Task to complete ▸ Please reproduce every record exactly as written, leaving out the pictures.

Provided information ▸
# # #

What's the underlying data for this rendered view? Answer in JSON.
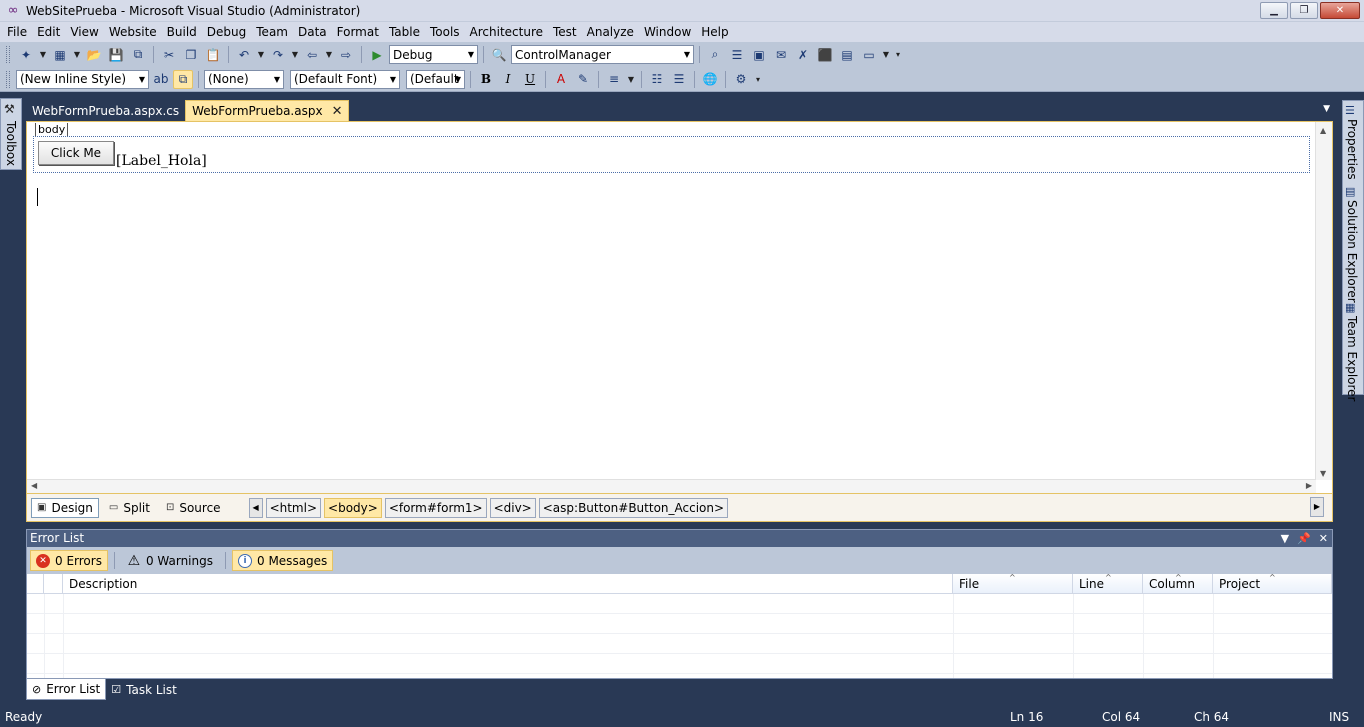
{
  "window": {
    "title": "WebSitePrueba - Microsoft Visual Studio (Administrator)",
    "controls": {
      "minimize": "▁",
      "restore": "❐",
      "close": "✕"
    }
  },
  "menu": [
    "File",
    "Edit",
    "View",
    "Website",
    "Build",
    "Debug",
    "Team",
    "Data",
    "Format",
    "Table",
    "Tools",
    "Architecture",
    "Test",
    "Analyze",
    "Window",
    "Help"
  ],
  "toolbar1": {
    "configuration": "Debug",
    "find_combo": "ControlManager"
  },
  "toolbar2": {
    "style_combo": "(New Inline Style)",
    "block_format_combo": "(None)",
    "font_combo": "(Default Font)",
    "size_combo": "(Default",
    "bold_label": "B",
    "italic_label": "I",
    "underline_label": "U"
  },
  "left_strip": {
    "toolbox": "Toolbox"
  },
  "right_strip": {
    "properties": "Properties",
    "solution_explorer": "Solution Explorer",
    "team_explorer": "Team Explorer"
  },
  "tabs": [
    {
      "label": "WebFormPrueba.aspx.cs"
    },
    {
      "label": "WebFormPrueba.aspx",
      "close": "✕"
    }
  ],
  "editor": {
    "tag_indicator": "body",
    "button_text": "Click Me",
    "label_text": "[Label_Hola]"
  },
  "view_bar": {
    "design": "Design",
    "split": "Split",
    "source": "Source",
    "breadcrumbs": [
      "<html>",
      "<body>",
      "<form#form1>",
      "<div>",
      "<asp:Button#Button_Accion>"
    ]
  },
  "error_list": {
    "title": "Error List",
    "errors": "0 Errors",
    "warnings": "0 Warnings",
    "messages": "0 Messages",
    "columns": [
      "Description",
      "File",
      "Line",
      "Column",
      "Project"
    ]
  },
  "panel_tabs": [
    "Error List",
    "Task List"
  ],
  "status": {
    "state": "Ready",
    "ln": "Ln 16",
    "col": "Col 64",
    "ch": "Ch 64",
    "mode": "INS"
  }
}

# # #

Output of the task ▸
What's the underlying data for this rendered view? Answer in JSON.
{
  "window": {
    "title": "WebSitePrueba - Microsoft Visual Studio (Administrator)",
    "controls": {
      "minimize": "▁",
      "restore": "❐",
      "close": "✕"
    }
  },
  "menu": [
    "File",
    "Edit",
    "View",
    "Website",
    "Build",
    "Debug",
    "Team",
    "Data",
    "Format",
    "Table",
    "Tools",
    "Architecture",
    "Test",
    "Analyze",
    "Window",
    "Help"
  ],
  "toolbar1": {
    "configuration": "Debug",
    "find_combo": "ControlManager"
  },
  "toolbar2": {
    "style_combo": "(New Inline Style)",
    "block_format_combo": "(None)",
    "font_combo": "(Default Font)",
    "size_combo": "(Default",
    "bold_label": "B",
    "italic_label": "I",
    "underline_label": "U"
  },
  "left_strip": {
    "toolbox": "Toolbox"
  },
  "right_strip": {
    "properties": "Properties",
    "solution_explorer": "Solution Explorer",
    "team_explorer": "Team Explorer"
  },
  "tabs": [
    {
      "label": "WebFormPrueba.aspx.cs"
    },
    {
      "label": "WebFormPrueba.aspx",
      "close": "✕"
    }
  ],
  "editor": {
    "tag_indicator": "body",
    "button_text": "Click Me",
    "label_text": "[Label_Hola]"
  },
  "view_bar": {
    "design": "Design",
    "split": "Split",
    "source": "Source",
    "breadcrumbs": [
      "<html>",
      "<body>",
      "<form#form1>",
      "<div>",
      "<asp:Button#Button_Accion>"
    ]
  },
  "error_list": {
    "title": "Error List",
    "errors": "0 Errors",
    "warnings": "0 Warnings",
    "messages": "0 Messages",
    "columns": [
      "Description",
      "File",
      "Line",
      "Column",
      "Project"
    ]
  },
  "panel_tabs": [
    "Error List",
    "Task List"
  ],
  "status": {
    "state": "Ready",
    "ln": "Ln 16",
    "col": "Col 64",
    "ch": "Ch 64",
    "mode": "INS"
  }
}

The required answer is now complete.